As for the other options available in the built-in settings interface, you can disable or enable push notifications and cellular data, restore purchases and see how much storage space downloaded websites are taking up on your device.
Kommute has a caching problem
I did not, sadly, find a cache-clearing option which would have been much appreciated. The only way to free up storage space taken by Kommute’s caches is to delete and then reinstall the app on your device. From my own experience with the app, it appears that removing a site from the reading list does not instantly wipe clean all its downloaded data from Kommute’s cache.

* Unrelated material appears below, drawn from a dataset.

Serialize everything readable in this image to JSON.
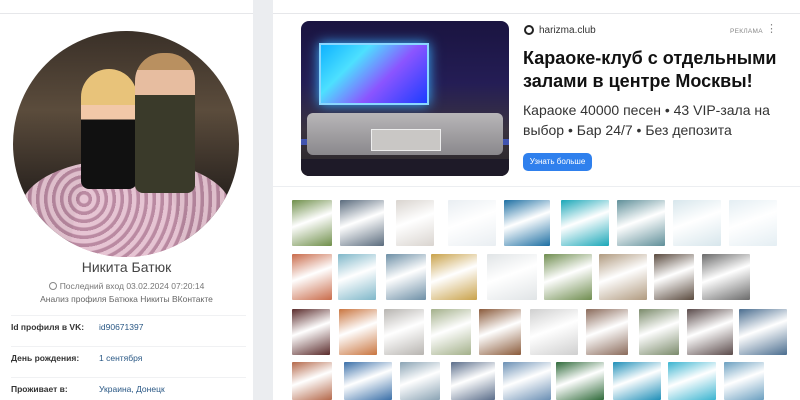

That’s hardly a surprise: iOS’s intelligent storage management will delete app caches and temporary files when you’re running low on storage, but that feature isn’t aggressive enough so a cache-flushing switch like in Tweetbot would have been much appreciated.
According to developers, Kommute automatically cleans up old website data to prevent itself from bloating, but “it will always keep data around until you have a completely new version” of the website, which sounds a lot like my experience with the app.

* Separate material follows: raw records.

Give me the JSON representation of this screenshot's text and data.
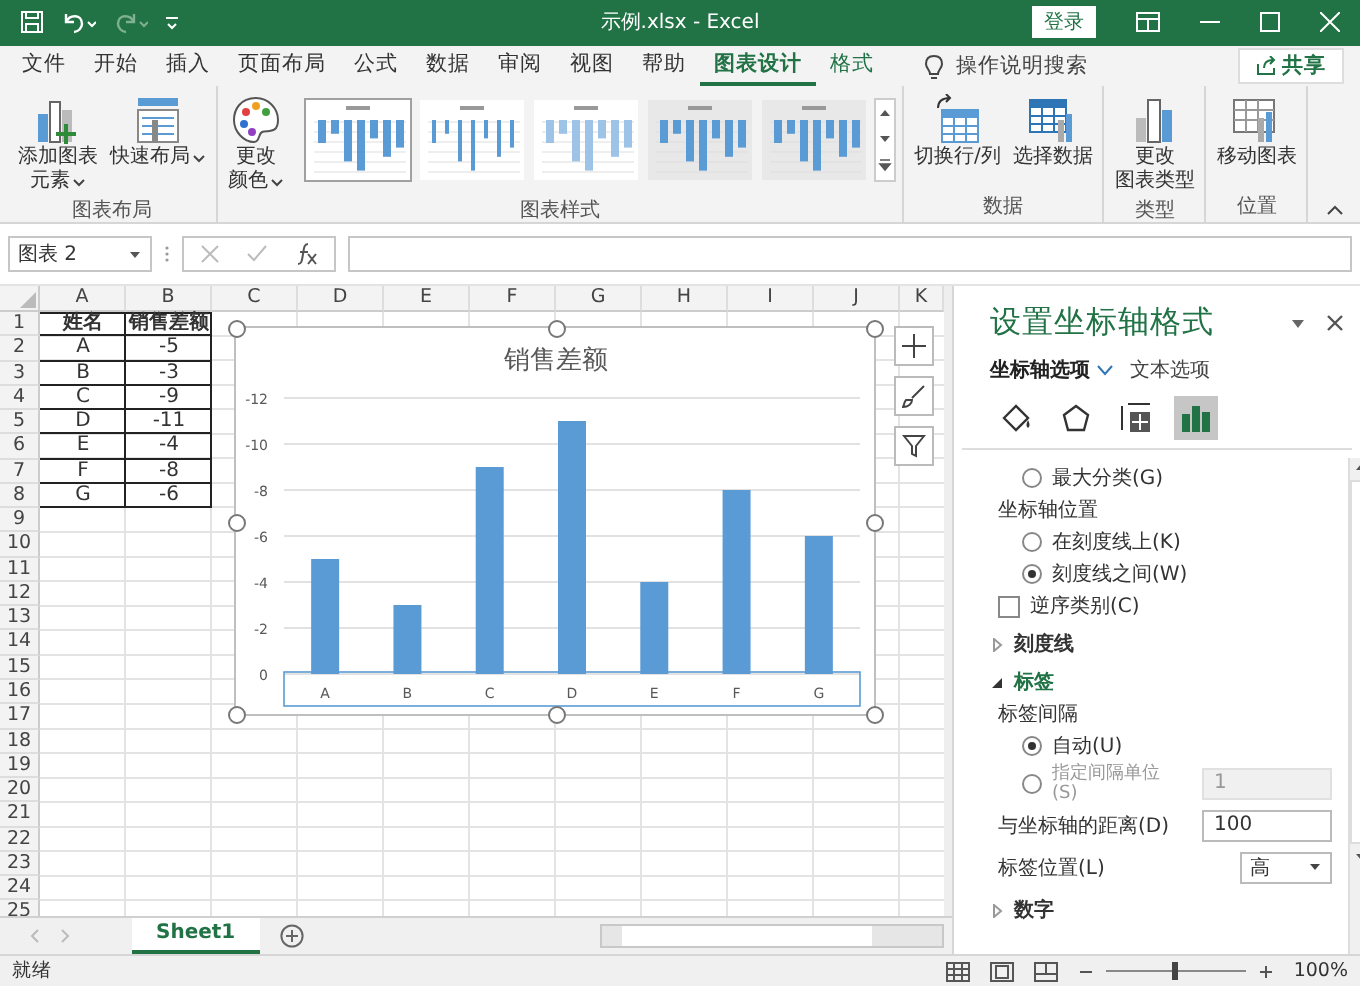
{
  "window": {
    "title": "示例.xlsx  -  Excel",
    "login_button": "登录"
  },
  "ribbon_tabs": [
    {
      "label": "文件",
      "selected": false,
      "contextual": false
    },
    {
      "label": "开始",
      "selected": false,
      "contextual": false
    },
    {
      "label": "插入",
      "selected": false,
      "contextual": false
    },
    {
      "label": "页面布局",
      "selected": false,
      "contextual": false
    },
    {
      "label": "公式",
      "selected": false,
      "contextual": false
    },
    {
      "label": "数据",
      "selected": false,
      "contextual": false
    },
    {
      "label": "审阅",
      "selected": false,
      "contextual": false
    },
    {
      "label": "视图",
      "selected": false,
      "contextual": false
    },
    {
      "label": "帮助",
      "selected": false,
      "contextual": false
    },
    {
      "label": "图表设计",
      "selected": true,
      "contextual": true
    },
    {
      "label": "格式",
      "selected": false,
      "contextual": true
    }
  ],
  "tell_me": {
    "placeholder": "操作说明搜索"
  },
  "share_button": "共享",
  "ribbon_groups": [
    {
      "label": "图表布局",
      "items": [
        {
          "kind": "button",
          "lines": [
            "添加图表",
            "元素"
          ],
          "dropdown": true
        },
        {
          "kind": "button",
          "lines": [
            "快速布局"
          ],
          "dropdown": true
        }
      ]
    },
    {
      "label": "图表样式",
      "items": [
        {
          "kind": "button",
          "lines": [
            "更改",
            "颜色"
          ],
          "dropdown": true
        },
        {
          "kind": "gallery",
          "styles": [
            {
              "selected": true
            },
            {
              "selected": false
            },
            {
              "selected": false
            },
            {
              "selected": false
            },
            {
              "selected": false
            }
          ]
        }
      ]
    },
    {
      "label": "数据",
      "items": [
        {
          "kind": "button",
          "lines": [
            "切换行/列"
          ],
          "dropdown": false
        },
        {
          "kind": "button",
          "lines": [
            "选择数据"
          ],
          "dropdown": false
        }
      ]
    },
    {
      "label": "类型",
      "items": [
        {
          "kind": "button",
          "lines": [
            "更改",
            "图表类型"
          ],
          "dropdown": false
        }
      ]
    },
    {
      "label": "位置",
      "items": [
        {
          "kind": "button",
          "lines": [
            "移动图表"
          ],
          "dropdown": false
        }
      ]
    }
  ],
  "formula_bar": {
    "name_box": "图表 2"
  },
  "sheet": {
    "columns": [
      "A",
      "B",
      "C",
      "D",
      "E",
      "F",
      "G",
      "H",
      "I",
      "J",
      "K"
    ],
    "row_numbers": [
      "1",
      "2",
      "3",
      "4",
      "5",
      "6",
      "7",
      "8",
      "9",
      "10",
      "11",
      "12",
      "13",
      "14",
      "15",
      "16",
      "17",
      "18",
      "19",
      "20",
      "21",
      "22",
      "23",
      "24",
      "25"
    ],
    "table": {
      "columns": [
        "姓名",
        "销售差额"
      ],
      "rows": [
        [
          "A",
          "-5"
        ],
        [
          "B",
          "-3"
        ],
        [
          "C",
          "-9"
        ],
        [
          "D",
          "-11"
        ],
        [
          "E",
          "-4"
        ],
        [
          "F",
          "-8"
        ],
        [
          "G",
          "-6"
        ]
      ]
    }
  },
  "chart": {
    "chart_data": {
      "type": "bar",
      "title": "销售差额",
      "categories": [
        "A",
        "B",
        "C",
        "D",
        "E",
        "F",
        "G"
      ],
      "series": [
        {
          "color": "#5b9bd5",
          "values": [
            -5,
            -3,
            -9,
            -11,
            -4,
            -8,
            -6
          ]
        }
      ],
      "grid": true,
      "ylim": [
        0,
        -12
      ],
      "yticks": [
        0,
        -2,
        -4,
        -6,
        -8,
        -10,
        -12
      ]
    }
  },
  "pane": {
    "title": "设置坐标轴格式",
    "tabs": [
      {
        "label": "坐标轴选项",
        "selected": true
      },
      {
        "label": "文本选项",
        "selected": false
      }
    ],
    "icons": [
      {
        "kind": "fill",
        "selected": false
      },
      {
        "kind": "effects",
        "selected": false
      },
      {
        "kind": "size",
        "selected": false
      },
      {
        "kind": "axis",
        "selected": true
      }
    ],
    "items": [
      {
        "kind": "radio",
        "label": "最大分类(G)",
        "checked": false
      },
      {
        "kind": "heading",
        "label": "坐标轴位置"
      },
      {
        "kind": "radio",
        "label": "在刻度线上(K)",
        "checked": false
      },
      {
        "kind": "radio",
        "label": "刻度线之间(W)",
        "checked": true
      },
      {
        "kind": "checkbox",
        "label": "逆序类别(C)",
        "checked": false
      },
      {
        "kind": "section",
        "label": "刻度线",
        "expanded": false
      },
      {
        "kind": "section",
        "label": "标签",
        "expanded": true
      },
      {
        "kind": "heading",
        "label": "标签间隔"
      },
      {
        "kind": "radio",
        "label": "自动(U)",
        "checked": true
      },
      {
        "kind": "radio_field",
        "label": "指定间隔单位(S)",
        "checked": false,
        "value": "1",
        "disabled": true
      },
      {
        "kind": "field",
        "label": "与坐标轴的距离(D)",
        "value": "100"
      },
      {
        "kind": "select",
        "label": "标签位置(L)",
        "value": "高"
      },
      {
        "kind": "section",
        "label": "数字",
        "expanded": false
      }
    ]
  },
  "sheet_tabs": [
    {
      "label": "Sheet1",
      "selected": true
    }
  ],
  "status_bar": {
    "text": "就绪",
    "zoom": {
      "level": 0.5,
      "reading": "100%"
    }
  }
}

Those concerned about Kommute’s cache eating into their available storage space are wholeheartedly recommended to turn off the Auto Updating option for each website that is on their reading list but not read on a regular basis.
You can then update content from these websites manually with a pull-to-refresh gesture. Also, if Kommute is asked to access too much data you may have to refresh some websites manually.
Kommute and Background App Refresh
Unless Kommute is allowed to work on cellular, background fetching of websites will be limited to Wi-Fi networks (ensure that Kommute is enabled in Settings → General → Background App Refresh). Again, be especially about using Kommute on a cellular data connection because, A) today’s websites are typically big, and B) the more you use the app, the more chances it will have at updating your offline websites.
I’ve found Kommute both easy to use and a viable alternative to Safari’s Reading List feature and third-party offline news-reading apps. The app has an attractive, self-explanatory user interface and does exactly what it was designed to do. It doesn’t support video, audio or HTML5 content offline, but I don’t think that’s a biggie because you want to download websites, not embedded videos.
Kommute also does not support websites that require login, like Facebook and Instagram. Other than that, the app is very useful and I would especially recommend it to news junkies and people who prefer to get their daily dose of news in the morning and evening.
Folks who rather prefer to sit at their computer and frantically refreshing blogs may not not get great mileage out of Kommute. I’m definitely not going to stop using Reading List in Safari or Pocket because of Kommute. These apps serve very different purposes.
I can only speak for myself, so let me point out that I add those articles to Safari’s Reading List that I want to keep forever and access at any time, even without an Internet connection. For all my other read-later needs, I turn to Pocket.
That being said, Kommute will definitely fit in my daily schedule.
I can see using this app going forward whenever I happen to be out and about. That’s because, from my own experience, reading news in Safari is a waste of cellular data and it takes a noticeable toll on the battery due to mobile data usage and the fact that most news websites these days are bloated and very resource-intensive.
Kommute requires an iPhone, iPod touch or iPad with iOS 9.0 or later, though it lacks a native interface on iPads. The free edition of the app limits your experience to just one website and front pages, but a one-time $2.99 Premium upgrade via the In-App Purchase mechanism will remove that limitation while permitting the app’s crawler to go further into websites to give you more things to read offline.